One notable opportunity provided at the UDI Annual conference was “Tips & Tricks Roundtables.”  The roundtables had experts on each topic available to discuss individual needs during lunch breaks with topics covering different UDI issues ranging from technical/data quality, policy/regulatory and adoption, UDI LUM (Lowest Unit of Measure) to the AHRMM Learning UDI Communities (LUC).  The roundtables had active participation as attendees sought clarification on the topics and concepts presented.

The 2019 UDI Annual Conference successfully explored the growing trends in the global use of UDIs as well as the impacts and benefits on clinical care with integration to SCM and EHR systems.  For those interested in additional information, major suggestions include the AHRMM LUC whitepapers and case studies, the FDA site specifically for the UDI information and recall notices, and the IMDRF site noted.  While much progress has been achieved in a few short years, clearly there is more work to be done as participants across the healthcare supply chain seek to enhance the support of quality patient care outcomes.

About the Author

Richard A. Perrin

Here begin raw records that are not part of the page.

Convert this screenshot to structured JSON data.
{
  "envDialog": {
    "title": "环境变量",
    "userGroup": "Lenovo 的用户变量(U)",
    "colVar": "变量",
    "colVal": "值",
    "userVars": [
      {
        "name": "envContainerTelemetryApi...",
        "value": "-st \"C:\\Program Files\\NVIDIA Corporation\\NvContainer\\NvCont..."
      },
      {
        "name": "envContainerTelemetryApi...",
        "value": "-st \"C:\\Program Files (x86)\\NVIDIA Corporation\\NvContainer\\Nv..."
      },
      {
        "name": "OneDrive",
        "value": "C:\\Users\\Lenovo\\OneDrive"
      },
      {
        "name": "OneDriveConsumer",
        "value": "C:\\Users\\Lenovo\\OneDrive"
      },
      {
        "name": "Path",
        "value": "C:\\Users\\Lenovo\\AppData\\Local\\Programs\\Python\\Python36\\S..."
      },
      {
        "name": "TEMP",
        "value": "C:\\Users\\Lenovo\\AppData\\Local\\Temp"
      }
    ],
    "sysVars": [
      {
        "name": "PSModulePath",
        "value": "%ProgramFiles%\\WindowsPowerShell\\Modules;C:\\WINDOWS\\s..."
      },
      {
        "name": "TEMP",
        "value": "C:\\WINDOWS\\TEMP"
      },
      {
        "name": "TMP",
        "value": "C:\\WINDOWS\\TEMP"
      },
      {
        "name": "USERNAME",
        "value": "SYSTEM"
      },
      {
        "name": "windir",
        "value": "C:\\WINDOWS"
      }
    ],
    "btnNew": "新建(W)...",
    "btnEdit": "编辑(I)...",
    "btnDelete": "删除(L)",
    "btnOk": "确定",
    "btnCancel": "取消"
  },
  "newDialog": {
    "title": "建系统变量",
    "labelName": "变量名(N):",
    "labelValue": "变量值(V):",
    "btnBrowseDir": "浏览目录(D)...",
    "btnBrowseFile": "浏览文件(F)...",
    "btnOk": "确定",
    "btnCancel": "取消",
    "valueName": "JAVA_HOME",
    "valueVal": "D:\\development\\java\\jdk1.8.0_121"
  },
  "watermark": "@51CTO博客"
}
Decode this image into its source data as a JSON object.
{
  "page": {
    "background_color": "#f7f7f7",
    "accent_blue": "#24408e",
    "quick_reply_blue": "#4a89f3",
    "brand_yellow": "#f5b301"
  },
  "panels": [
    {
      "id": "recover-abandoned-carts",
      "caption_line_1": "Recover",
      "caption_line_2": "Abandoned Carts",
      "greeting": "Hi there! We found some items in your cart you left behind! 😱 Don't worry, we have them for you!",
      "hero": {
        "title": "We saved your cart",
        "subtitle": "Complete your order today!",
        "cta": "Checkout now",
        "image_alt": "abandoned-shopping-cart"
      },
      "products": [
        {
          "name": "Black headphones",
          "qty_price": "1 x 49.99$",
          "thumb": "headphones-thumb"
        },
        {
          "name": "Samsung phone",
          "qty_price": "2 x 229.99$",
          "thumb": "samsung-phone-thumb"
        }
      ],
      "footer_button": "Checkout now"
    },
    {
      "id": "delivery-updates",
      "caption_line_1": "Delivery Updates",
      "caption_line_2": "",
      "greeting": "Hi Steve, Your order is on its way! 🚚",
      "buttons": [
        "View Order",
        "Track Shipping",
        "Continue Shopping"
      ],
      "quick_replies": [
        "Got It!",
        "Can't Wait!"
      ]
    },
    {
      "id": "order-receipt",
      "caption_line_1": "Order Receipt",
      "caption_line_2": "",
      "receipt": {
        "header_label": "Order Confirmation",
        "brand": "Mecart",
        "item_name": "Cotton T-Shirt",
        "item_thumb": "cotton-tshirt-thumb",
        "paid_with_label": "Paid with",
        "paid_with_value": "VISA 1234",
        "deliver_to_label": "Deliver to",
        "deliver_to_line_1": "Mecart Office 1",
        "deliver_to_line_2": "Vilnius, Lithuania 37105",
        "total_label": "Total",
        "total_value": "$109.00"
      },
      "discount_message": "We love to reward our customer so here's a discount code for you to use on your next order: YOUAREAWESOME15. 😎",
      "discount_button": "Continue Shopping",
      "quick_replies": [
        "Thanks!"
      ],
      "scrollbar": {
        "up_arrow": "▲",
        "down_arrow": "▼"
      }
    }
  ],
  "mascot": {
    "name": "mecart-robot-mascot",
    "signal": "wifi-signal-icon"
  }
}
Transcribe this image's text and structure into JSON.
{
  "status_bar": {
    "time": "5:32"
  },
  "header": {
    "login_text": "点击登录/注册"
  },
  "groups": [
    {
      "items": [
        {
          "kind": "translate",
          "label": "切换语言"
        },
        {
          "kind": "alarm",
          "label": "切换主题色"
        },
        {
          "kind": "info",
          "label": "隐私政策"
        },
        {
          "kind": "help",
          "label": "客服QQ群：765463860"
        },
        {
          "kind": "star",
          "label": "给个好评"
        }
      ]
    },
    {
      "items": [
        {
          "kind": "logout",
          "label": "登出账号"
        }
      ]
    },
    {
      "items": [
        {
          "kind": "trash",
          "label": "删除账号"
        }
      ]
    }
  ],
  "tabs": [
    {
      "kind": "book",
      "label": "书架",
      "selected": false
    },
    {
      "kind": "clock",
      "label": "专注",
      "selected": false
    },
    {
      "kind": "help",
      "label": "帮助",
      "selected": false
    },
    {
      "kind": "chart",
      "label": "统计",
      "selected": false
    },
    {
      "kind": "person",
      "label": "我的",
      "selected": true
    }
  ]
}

Richard Perrin is CEO of Active Innovations, a member of the HPN Editorial Board, and has been involved with supporting information systems and UDI use since the first UDI conference in 2006. He serves as a member of the AHRMM Learning UDI Communities and is a 2014 Honoree of the Bellwether League for his contributions to supply chain management advancement. His current focus is on providing recommendations to the Defense Health Agency for enhancing their future medical logistics systems for healthcare support for the nation’s military.